May 012014


Unfortunately I couldn’t make today’s May Day parade in Moscow, but I did something even better. I re-watched the May Day parade in Mne Dvadtsat Let (1965).  I don’t usually like being part of a crowd or parade, but I can’t help but enjoy this one.

It’s great fun, partly because of all the people-watching opportunities. Marlen Khutsiev filmed it at as part of an actual May Day celebration, so the crowd consists of a lot more than professional actors.

This isn’t the only place where Khutsiev used this technique of placing scenes in the context of actual public events.  A couple that come to mind are a poetry reading (in the same film) and a reception for foreign ambassadors (July Rain).  But this is one that makes me go, “How’d he do that?”  May Day comes only once a year, so he had only one chance to get it right, but he blended the film with the actual street scenes very well.  The sound track does a lot to tie things together, but the sound track couldn’t do it all by itself.

Anyhow, there is a lot to watch – the people in the crowds, and the filmmaker’s technique, as well as our hero Sergei and his new friend Anya.  Sergei finally got to meet her at the celebration, after having followed her home, at a distance, after seeing her on a tramcar the previous year.  (The tramcar scene is the subject of an earlier post, Twentysomething Lost in Books.)

Here are screenshots to help others join in the spirit of the celebration (I hope).  Maybe even more helpful would be to watch the scene on YouTube, even though that version doesn’t have English subtitles.
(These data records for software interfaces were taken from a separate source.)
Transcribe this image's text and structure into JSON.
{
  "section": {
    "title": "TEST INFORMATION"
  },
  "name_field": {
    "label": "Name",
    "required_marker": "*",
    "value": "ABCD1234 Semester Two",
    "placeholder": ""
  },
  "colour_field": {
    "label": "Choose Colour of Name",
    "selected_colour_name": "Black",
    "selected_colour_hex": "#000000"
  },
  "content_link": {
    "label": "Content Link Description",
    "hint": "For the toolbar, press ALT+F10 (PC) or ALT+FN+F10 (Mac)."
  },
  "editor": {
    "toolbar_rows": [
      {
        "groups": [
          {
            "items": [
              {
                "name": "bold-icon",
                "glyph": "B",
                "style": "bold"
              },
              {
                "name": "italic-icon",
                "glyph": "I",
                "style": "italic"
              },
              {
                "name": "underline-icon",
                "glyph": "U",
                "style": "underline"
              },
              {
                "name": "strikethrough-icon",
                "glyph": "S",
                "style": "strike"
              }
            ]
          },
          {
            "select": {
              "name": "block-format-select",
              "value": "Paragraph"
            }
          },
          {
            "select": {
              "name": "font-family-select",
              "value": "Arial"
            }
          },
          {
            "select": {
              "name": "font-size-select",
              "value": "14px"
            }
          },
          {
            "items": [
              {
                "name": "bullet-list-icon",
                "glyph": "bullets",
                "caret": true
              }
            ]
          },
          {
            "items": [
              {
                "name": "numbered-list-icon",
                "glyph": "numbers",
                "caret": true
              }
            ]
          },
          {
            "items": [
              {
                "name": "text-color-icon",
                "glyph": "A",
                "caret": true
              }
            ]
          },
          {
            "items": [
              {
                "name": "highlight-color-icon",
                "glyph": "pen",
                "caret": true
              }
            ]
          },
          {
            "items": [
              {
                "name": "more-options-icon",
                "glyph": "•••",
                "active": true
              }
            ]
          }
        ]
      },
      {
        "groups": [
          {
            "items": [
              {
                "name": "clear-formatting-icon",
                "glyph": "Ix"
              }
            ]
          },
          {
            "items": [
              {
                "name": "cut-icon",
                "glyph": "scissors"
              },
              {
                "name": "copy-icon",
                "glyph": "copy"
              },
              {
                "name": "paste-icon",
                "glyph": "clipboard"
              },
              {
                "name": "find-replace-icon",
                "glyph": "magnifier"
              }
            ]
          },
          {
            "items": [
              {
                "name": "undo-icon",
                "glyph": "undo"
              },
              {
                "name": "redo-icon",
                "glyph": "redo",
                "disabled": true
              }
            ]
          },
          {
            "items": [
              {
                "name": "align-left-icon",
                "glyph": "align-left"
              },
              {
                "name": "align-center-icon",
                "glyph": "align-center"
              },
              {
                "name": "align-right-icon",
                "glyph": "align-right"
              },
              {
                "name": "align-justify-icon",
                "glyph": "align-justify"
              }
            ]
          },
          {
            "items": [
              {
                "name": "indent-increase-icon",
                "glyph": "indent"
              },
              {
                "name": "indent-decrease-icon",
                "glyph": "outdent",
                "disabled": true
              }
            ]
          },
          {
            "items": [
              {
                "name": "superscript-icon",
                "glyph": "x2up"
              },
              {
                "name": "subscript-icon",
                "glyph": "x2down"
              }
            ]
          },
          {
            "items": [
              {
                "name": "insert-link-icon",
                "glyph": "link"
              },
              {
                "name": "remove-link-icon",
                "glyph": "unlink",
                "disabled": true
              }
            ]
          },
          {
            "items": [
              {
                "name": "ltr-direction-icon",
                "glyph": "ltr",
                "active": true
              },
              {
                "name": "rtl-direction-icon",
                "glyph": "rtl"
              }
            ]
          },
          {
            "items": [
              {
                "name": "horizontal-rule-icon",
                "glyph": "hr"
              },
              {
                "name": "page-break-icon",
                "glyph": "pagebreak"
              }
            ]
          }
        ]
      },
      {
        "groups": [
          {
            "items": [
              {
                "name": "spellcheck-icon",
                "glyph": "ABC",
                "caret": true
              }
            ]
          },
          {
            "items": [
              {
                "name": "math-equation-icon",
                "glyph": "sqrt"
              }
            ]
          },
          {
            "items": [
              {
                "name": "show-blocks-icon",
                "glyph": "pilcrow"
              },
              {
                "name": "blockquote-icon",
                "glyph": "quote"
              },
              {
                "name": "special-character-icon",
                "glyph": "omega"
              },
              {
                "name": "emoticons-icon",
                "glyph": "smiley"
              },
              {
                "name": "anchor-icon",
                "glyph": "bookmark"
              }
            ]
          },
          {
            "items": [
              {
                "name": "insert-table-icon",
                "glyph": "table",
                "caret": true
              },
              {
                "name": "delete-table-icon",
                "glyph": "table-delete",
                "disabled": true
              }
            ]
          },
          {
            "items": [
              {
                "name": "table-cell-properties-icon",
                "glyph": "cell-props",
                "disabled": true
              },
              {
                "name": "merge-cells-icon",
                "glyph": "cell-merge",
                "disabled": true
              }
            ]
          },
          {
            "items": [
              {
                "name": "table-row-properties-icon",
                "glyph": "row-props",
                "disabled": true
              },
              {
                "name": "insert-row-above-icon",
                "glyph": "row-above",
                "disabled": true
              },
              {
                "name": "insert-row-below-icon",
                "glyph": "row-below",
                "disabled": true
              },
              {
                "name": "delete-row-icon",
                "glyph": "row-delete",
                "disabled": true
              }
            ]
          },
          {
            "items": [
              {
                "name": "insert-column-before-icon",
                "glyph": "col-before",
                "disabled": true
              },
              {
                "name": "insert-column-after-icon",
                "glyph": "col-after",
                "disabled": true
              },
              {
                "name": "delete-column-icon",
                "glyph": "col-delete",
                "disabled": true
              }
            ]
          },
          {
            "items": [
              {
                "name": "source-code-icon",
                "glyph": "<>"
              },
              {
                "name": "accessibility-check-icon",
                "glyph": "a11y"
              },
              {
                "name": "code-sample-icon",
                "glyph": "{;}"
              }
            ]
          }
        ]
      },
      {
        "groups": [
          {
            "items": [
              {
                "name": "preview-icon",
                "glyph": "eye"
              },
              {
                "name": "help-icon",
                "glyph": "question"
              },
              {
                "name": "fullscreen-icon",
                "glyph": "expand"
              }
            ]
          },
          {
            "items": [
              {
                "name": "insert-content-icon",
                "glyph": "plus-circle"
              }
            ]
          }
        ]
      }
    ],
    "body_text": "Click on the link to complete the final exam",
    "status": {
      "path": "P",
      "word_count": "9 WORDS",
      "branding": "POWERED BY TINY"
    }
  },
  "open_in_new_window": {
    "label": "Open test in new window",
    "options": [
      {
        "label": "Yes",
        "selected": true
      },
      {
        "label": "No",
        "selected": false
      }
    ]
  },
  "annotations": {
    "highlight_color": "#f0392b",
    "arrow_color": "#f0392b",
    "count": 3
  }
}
The parade starts at 50:20.

The celebration finally comes to an end, and later in the film Sergei and his two male friends, as well as Sergei and Anya, start to drift apart.   The issues that came between them were not entirely unlike issues that were confronting young people in the United States as the 50s turned into the 60s.  The film was released in 1965 but was mostly filmed several years earlier.  The delay was partly due to Khrushchev denouncing it, prompting Khutsiev to make some changes.   I’ve long wished I could see the version that Khrushchev denounced, before Khutsiev made his changes, but maybe it doesn’t exist anywhere.   This article at Kinoeye (Being 20, 40 Years Later) provides a little more detail about what happened than I’ve read elsewhere.

This film and Khutsiev’s next one, Iulskii Dozhd (July Rain) are two that sometimes make me think the world of the Soviet Union of the late 50s-early 60s is more familiar to me than the United States in the 2010s.  For me they are high impact films – especially July Rain. Strangely, I’ve yet to meet anyone from Russia, either online or in person, who has seen July Rain, and I’m not sure I’ve even met anyone who even heard about it.  These films did not endear Khutsiev to the Soviet authorities, so they weren’t seen by many people back at the time.  And I’m not sure they would have quite the same impact on younger people, anyway.  So maybe there is nobody to talk to about them.

Here’s the IMDB link for Mne Dvadtsat Let.